Our European road trip was slightly better this summer, but despite loving each destination – planned and unplanned – that we stopped in, we ended up wishing that perhaps we’d stayed in some of them for a little longer. It’s all a learning curve, but make sure you give yourself time to really enjoy a place, especially if it’s somewhere you might not get back to for a while.
The fun is in the journey

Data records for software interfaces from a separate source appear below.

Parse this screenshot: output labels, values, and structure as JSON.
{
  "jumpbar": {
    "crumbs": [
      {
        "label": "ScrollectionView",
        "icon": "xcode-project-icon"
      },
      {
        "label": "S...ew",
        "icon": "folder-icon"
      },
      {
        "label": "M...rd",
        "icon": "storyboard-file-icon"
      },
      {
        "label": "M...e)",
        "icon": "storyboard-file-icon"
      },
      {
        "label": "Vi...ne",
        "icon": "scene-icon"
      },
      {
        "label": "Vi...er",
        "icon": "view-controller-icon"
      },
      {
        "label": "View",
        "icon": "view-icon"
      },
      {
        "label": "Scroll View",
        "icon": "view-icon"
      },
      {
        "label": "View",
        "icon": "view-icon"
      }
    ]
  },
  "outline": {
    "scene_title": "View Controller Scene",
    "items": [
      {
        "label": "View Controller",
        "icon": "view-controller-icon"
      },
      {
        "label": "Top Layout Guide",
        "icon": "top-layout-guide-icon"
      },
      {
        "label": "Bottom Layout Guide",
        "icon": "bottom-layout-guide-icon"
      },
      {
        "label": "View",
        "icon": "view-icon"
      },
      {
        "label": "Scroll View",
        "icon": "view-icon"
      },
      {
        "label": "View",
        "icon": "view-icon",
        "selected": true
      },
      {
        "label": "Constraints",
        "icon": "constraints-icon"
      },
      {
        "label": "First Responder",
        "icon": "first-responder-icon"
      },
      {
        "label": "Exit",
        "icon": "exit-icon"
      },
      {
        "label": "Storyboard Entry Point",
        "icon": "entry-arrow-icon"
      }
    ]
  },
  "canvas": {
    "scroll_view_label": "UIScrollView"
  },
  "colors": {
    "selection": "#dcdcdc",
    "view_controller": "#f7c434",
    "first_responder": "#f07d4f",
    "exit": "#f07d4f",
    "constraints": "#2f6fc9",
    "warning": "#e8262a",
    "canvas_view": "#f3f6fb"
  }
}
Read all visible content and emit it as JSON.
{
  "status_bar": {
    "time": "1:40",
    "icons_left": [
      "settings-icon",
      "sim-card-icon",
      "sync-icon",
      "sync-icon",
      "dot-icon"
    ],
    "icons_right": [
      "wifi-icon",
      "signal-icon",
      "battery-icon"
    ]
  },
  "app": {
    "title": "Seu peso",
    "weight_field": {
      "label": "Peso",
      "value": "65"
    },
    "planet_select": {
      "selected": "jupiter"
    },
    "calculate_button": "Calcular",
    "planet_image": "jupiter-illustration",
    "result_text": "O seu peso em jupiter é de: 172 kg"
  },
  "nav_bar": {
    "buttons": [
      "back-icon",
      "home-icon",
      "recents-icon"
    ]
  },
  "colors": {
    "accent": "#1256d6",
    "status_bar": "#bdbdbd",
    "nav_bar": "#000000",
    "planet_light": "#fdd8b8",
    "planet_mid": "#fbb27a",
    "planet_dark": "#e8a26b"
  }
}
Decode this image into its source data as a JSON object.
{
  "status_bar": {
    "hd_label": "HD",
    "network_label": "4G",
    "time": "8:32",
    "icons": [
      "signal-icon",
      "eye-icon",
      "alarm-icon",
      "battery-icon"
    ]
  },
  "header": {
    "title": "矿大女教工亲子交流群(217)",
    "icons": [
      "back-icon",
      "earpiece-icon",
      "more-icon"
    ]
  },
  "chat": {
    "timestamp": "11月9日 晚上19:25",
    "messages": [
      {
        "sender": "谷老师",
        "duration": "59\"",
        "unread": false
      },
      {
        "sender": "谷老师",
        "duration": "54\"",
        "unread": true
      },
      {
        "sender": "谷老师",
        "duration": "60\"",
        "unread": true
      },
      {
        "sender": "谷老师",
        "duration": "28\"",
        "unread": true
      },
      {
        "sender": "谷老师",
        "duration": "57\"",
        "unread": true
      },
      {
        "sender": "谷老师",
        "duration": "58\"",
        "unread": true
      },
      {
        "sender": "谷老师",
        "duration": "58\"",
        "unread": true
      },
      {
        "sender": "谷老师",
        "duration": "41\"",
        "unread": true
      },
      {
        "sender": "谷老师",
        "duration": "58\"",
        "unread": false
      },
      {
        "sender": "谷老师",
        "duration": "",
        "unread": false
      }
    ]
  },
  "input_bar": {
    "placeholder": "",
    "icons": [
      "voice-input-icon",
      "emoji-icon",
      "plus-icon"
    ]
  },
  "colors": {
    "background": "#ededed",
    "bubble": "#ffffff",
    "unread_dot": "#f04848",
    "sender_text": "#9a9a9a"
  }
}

The beauty of a road trip is the fact that the destination(s) is just a part of it. Every place you go is part of the fun. While motorway stops at home feel like a drag, struggling to decide between a Burger King or a KFC, fighting your way to the toilets and dreading a return to the inevitable traffic jam. On a road trip you’ll inevitably be somewhere that somehow looks different from home. Whether it’s a French aire offering all manner of carb-filled delights for your journey sustenance or an epic mountain view as you eat your sarnie, it’s all part of the adventure. Take it all in!
A few practical tips
Because Mr M says I shouldn’t just include lots of: ‘Yay, have loads of fun’ tips and should actually include something useful (his words, not mine):-
- Tolls vs back roads – If you’re pricing up your trip, make sure you factor in tolls when abroad. They soon add up. You can avoid them, but obviously it’ll add time. It’s up to you to decide whether you put time or cost first.
- Wild camping – If you’re wild camping but only have limited facilities with you (ie no loo or shower) you probably want to alternate staying somewhere with those facilities with your ‘wild’ nights. That way you won’t be stuck for a week without a shower or toilet.
- Pets – if you’re taking your pet make sure you read up on what you need to do. It’s all fairly simple, but worth checking the guidance and making sure you’re prepared.
- Be adventurous but don’t be stupid – yes, it sounds like something your mum would say, but you hear all sorts of horror stories about people being robbed or getting themselves into strife. Just be a bit mindful of safety when you’re being all intrepid.
And there you have it. Not an exhaustive list, obviously, but hopefully a few little hints and tips that might help you if you’re tempted to do a road trip but feeling a bit daunted.
Are you a fan of a road trip? Tell me about yours in the comments and any tips I’ve missed!